→ Problem requirements: Which of the lines below hold "username"? Please return each one.

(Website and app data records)

####################

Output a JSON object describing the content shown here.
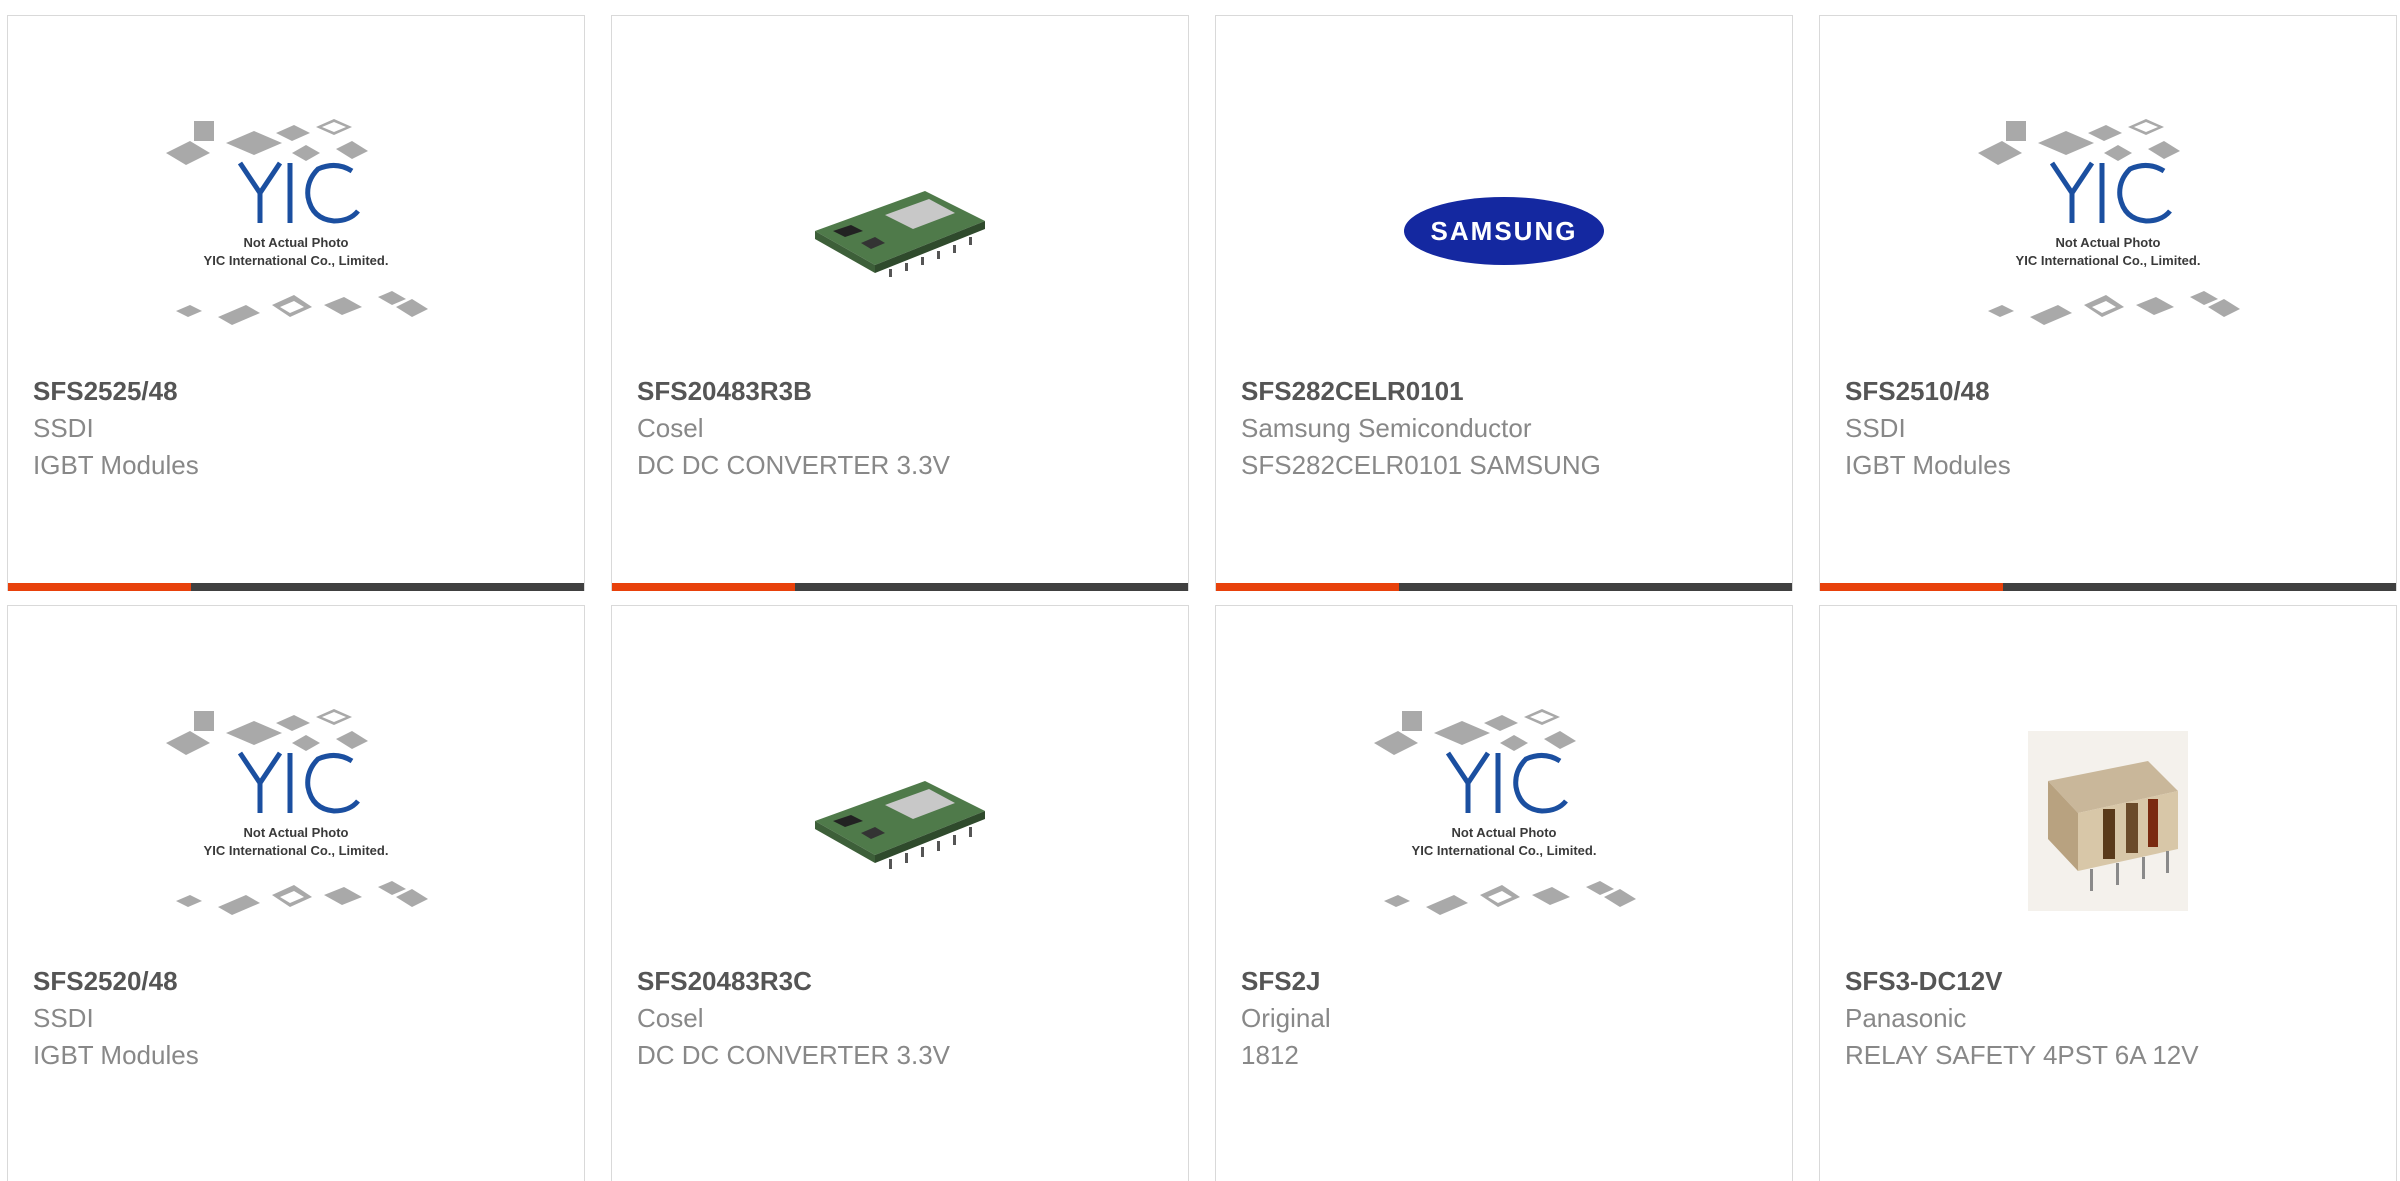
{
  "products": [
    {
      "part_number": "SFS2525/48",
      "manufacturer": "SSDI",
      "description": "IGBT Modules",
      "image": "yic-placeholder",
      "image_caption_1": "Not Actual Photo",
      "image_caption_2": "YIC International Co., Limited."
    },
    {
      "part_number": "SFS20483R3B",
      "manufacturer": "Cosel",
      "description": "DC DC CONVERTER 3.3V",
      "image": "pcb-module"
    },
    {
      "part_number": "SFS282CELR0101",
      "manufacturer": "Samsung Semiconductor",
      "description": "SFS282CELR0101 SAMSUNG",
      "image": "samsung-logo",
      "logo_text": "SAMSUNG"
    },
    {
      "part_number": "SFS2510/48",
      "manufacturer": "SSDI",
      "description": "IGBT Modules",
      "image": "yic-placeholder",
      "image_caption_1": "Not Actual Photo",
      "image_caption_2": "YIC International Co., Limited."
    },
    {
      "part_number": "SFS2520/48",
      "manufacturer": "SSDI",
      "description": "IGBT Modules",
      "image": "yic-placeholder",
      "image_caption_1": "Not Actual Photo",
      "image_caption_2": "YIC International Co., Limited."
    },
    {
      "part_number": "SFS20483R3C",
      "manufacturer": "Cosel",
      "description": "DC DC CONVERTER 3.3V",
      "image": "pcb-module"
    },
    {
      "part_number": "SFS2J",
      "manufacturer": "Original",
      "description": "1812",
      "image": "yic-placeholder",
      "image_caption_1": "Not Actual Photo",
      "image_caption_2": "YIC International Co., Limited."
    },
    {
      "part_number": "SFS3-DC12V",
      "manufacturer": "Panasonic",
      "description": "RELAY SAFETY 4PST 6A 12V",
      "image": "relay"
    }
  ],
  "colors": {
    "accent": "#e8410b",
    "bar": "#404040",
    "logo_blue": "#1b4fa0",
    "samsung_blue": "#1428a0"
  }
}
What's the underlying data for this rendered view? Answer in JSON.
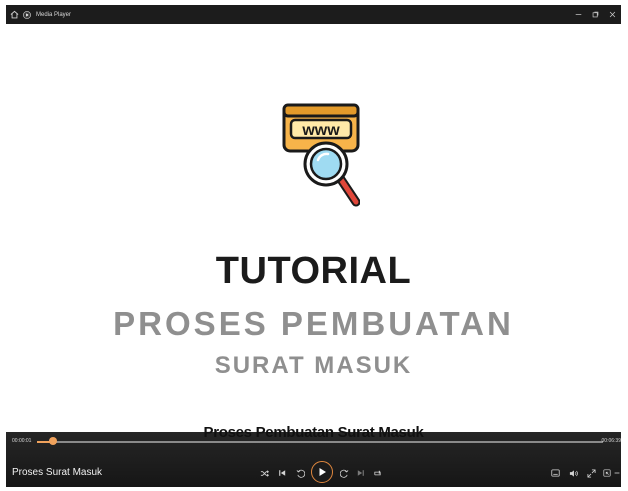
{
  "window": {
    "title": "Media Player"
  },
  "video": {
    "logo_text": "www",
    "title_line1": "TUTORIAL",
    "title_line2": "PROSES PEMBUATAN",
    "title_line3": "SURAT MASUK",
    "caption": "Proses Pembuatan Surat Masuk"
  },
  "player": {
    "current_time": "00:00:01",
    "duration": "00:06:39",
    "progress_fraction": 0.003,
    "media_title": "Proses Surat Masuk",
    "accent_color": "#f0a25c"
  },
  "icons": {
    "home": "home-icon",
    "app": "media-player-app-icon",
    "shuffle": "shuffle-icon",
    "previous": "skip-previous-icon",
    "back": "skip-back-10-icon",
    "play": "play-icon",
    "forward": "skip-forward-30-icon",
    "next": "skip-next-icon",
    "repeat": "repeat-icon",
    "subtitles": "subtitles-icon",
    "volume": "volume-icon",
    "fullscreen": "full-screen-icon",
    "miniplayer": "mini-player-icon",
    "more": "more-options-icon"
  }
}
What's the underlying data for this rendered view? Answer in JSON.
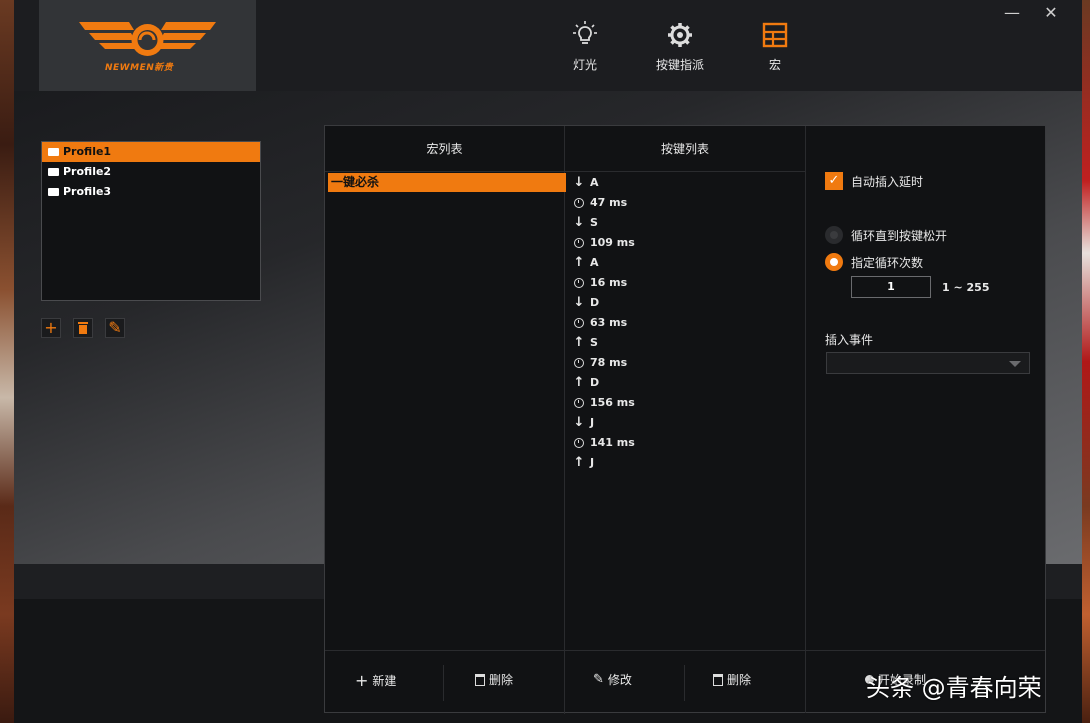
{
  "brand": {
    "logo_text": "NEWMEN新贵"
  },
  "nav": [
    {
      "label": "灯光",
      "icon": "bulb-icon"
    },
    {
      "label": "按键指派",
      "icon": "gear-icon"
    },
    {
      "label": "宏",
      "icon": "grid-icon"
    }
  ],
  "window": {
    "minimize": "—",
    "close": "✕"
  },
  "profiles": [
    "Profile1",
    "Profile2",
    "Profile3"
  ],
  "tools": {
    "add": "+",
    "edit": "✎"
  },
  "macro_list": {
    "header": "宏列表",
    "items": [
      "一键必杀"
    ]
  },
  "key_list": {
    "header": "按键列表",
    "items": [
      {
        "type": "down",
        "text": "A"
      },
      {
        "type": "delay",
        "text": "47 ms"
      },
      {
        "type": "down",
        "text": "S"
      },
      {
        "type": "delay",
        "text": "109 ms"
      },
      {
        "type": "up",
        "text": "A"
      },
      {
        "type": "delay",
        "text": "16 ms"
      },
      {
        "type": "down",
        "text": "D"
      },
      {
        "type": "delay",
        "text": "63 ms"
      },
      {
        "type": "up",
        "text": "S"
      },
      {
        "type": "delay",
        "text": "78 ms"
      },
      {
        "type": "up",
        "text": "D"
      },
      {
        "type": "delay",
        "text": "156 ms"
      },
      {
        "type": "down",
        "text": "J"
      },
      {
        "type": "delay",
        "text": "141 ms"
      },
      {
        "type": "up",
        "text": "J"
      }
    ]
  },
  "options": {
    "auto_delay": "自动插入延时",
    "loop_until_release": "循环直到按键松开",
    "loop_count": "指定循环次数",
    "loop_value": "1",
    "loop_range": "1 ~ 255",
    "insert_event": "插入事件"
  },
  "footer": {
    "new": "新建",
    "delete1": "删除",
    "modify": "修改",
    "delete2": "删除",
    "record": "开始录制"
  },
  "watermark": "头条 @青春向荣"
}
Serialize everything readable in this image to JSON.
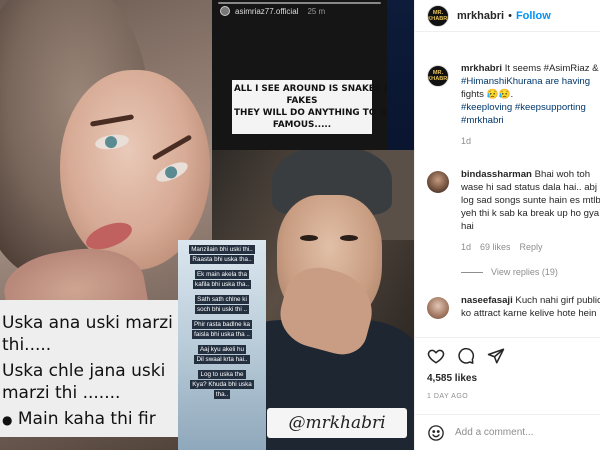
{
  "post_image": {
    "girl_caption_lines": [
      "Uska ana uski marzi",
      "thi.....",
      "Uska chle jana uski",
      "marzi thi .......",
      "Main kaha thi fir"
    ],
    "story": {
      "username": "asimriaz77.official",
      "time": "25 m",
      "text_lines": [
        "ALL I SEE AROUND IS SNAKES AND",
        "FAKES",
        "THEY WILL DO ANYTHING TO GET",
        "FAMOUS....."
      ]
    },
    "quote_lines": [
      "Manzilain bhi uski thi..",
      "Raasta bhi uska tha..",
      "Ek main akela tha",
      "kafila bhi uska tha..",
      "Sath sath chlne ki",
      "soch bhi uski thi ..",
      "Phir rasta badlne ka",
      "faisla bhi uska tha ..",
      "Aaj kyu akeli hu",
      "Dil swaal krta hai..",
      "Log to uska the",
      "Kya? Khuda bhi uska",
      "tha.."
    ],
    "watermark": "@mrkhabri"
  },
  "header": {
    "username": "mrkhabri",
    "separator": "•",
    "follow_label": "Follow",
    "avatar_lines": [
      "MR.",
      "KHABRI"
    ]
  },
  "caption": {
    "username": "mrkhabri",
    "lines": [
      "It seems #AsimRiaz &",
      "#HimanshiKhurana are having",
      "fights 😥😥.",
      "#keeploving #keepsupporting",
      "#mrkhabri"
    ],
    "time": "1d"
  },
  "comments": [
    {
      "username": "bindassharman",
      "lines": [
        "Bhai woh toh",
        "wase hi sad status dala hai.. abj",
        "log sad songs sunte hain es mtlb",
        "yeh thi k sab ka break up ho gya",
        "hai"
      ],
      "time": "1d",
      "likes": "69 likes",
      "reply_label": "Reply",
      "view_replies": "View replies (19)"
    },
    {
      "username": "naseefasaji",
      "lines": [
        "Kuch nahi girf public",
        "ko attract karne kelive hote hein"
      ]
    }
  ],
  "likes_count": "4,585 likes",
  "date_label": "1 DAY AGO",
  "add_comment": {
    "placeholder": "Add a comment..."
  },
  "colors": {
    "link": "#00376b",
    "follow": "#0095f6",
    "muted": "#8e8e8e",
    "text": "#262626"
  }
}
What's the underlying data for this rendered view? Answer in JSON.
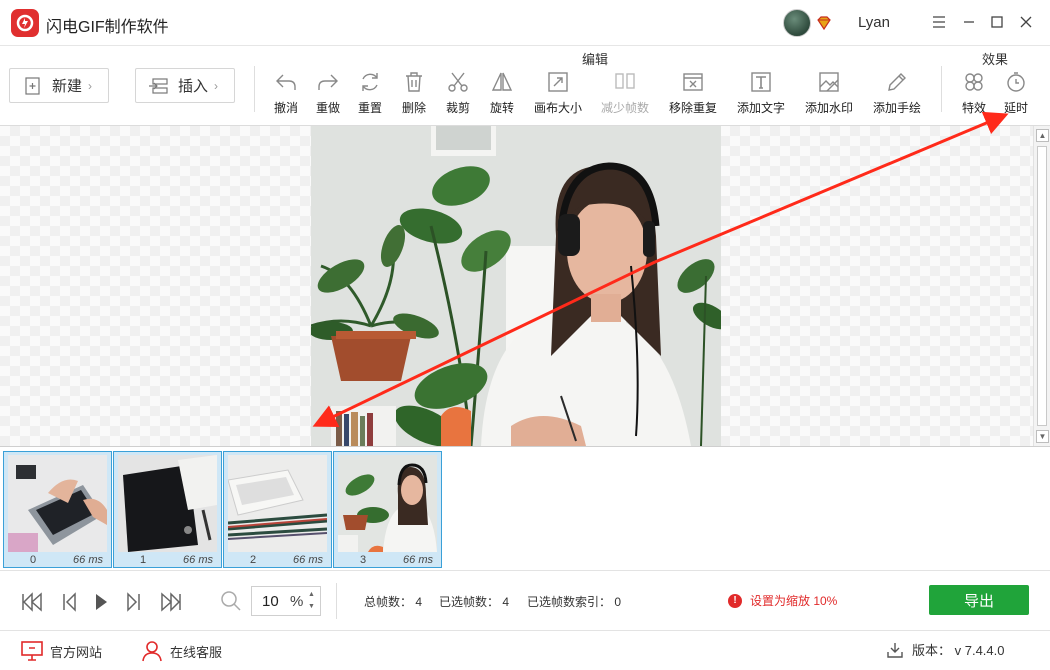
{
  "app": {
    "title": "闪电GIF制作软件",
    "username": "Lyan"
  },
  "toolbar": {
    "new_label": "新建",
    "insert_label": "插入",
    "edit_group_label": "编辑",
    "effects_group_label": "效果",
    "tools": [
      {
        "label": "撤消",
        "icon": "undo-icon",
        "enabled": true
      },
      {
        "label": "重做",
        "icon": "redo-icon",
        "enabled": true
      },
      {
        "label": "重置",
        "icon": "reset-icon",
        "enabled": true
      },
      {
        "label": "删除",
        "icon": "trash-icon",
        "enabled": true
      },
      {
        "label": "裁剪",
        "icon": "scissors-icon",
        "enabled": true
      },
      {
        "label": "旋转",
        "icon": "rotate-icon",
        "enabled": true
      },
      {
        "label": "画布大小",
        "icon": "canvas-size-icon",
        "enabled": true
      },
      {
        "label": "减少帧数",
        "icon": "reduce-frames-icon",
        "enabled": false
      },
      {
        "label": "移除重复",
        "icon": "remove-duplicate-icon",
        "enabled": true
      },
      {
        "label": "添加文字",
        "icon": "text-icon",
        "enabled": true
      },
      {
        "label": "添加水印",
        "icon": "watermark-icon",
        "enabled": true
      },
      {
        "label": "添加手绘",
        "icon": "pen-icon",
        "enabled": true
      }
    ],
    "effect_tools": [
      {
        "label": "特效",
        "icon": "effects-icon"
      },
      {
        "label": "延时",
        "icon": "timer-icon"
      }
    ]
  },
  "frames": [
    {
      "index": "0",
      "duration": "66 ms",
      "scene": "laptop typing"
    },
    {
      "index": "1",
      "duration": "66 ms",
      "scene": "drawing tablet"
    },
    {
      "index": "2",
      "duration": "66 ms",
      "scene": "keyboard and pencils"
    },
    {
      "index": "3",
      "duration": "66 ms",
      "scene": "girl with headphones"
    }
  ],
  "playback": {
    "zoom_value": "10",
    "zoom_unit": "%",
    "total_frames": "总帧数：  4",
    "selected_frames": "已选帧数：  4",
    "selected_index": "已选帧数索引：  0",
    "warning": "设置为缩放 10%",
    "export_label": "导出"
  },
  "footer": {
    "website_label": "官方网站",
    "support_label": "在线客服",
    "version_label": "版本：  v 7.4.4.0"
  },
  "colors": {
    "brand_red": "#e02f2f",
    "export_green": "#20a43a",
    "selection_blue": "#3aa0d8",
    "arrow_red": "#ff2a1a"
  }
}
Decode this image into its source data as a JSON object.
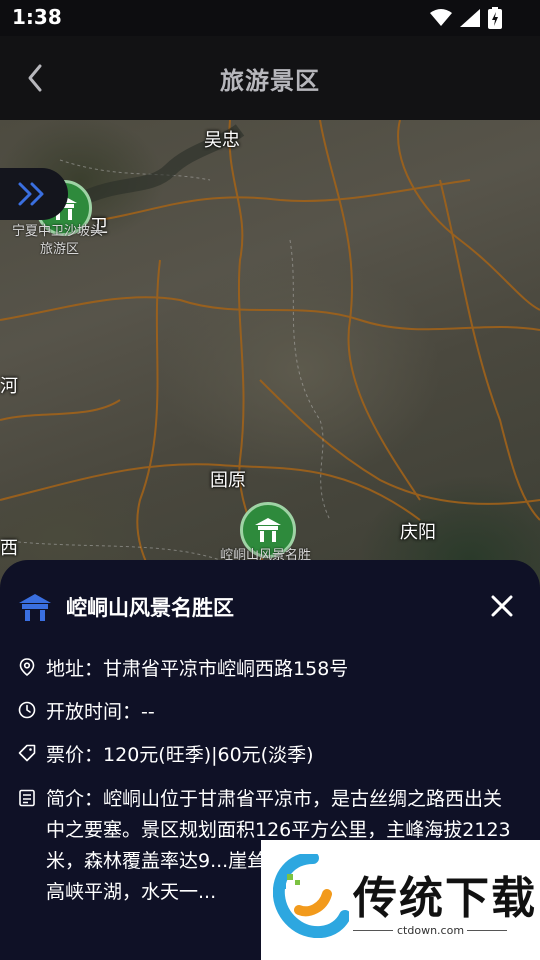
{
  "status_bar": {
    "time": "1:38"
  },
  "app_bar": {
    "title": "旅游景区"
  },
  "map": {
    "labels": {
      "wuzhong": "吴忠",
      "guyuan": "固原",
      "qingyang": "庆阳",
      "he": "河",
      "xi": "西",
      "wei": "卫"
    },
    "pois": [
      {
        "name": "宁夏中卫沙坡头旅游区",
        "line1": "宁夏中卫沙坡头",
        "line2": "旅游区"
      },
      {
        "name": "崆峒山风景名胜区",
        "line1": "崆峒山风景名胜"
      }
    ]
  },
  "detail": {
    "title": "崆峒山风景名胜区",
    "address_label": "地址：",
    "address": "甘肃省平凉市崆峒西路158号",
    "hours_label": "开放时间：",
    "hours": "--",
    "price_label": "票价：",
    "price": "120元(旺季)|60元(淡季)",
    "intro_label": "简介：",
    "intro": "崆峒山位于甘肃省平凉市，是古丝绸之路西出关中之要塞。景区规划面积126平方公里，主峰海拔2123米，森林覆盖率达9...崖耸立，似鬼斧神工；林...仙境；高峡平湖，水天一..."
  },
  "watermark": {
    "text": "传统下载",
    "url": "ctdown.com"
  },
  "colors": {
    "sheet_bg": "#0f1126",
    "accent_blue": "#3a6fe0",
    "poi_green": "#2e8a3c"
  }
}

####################

→ Problem solution:
      "username": "asimriaz77.official",
    "username": "mrkhabri",
    "username": "mrkhabri",
      "username": "bindassharman",
      "username": "naseefasaji",
    "username": "Lyan"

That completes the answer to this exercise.